A couple of quick comments and then I’m done. One of the most challenging things about successfully setting boundaries is sticking to your decision. It’s not usually difficult to stand strong through the stages of denial and anger, because in both of those stages, the other person seems unreasonable. In bargaining and sadness, though, it’s often you who seems unreasonable. When the other person is willing to bargain, it can seem like you’re unwilling to compromise, which can make you feel completely unreasonable. But remember, when you’re setting a boundary, it should be the minimum expectation you have of the relationship. It should be the line that, if crossed, will bring about consequences. As a result, since it is the minimum expectation, bargaining is not okay. Compromise is only acceptable if you are overshooting your expectations and are willing to find middle ground.Sometimes God has to take things away from me ...our relationship is better because of it. Click To Tweet
Then, when the other person finally comes to terms with the fact that the boundary is, in fact there (the end of denial), that whether or not they think it’s unfair, it is what it is (the end of anger), and that despite their attempts to compromise, the initial boundary is intact (the end of bargaining), they tend to slip into sadness. This is when most people give in. Nothing is worse than seeing someone you care about be sad. But setting boundaries will bring about a period of sadness in the other person. It tends to be temporary, and necessary.
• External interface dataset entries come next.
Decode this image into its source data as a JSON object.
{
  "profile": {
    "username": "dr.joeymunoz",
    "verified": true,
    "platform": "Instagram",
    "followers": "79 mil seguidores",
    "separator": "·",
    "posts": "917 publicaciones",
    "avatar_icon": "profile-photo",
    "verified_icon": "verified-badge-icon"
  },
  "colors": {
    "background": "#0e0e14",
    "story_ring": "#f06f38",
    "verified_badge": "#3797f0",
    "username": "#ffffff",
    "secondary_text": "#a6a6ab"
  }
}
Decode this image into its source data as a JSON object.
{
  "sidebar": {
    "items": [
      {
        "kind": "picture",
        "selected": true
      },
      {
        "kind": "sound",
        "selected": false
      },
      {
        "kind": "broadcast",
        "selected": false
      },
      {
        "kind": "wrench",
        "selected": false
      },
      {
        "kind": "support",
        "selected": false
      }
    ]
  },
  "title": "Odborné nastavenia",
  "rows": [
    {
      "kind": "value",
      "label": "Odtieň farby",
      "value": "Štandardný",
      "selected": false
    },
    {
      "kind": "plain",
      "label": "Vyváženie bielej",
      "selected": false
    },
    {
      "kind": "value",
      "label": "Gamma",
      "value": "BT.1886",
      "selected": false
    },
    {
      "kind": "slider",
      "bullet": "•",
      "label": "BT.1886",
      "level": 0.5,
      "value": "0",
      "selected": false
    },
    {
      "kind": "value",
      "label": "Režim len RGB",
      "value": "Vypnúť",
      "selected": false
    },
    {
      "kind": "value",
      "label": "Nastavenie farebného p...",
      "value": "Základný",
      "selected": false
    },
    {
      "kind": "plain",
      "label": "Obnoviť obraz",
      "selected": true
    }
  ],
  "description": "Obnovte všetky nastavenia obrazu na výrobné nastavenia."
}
Sometimes God has to take things away from me. He weathers my sadness, and our relationship is better because of it. The same is true in our interpersonal relationships. Sadness is what you will typically encounter at the end of the boundary process… it means you’re almost there. Giving up at that stage simply teaches the other person that all they have to do to get you to back off your boundary is become sad. It’s a bad dynamic for both of you.
A positive note to end this post: going through this process isn’t fun, but like many difficult processes, it gets easier each time. The more people in your life understand you are serious about boundary setting, the faster they’ll fly through the stages with you. As a result, you can say no when you need to, and have people respect it. That’s huge.
*I have substituted the word “sadness” in the Kübler-Ross model for the original word “depression” to help distinguish the simple emotion of sadness (which is a normative process in any kind of grief) from the illness of depression (a serious condition that should be treated by appropriately trained medical and psychological clinicians.)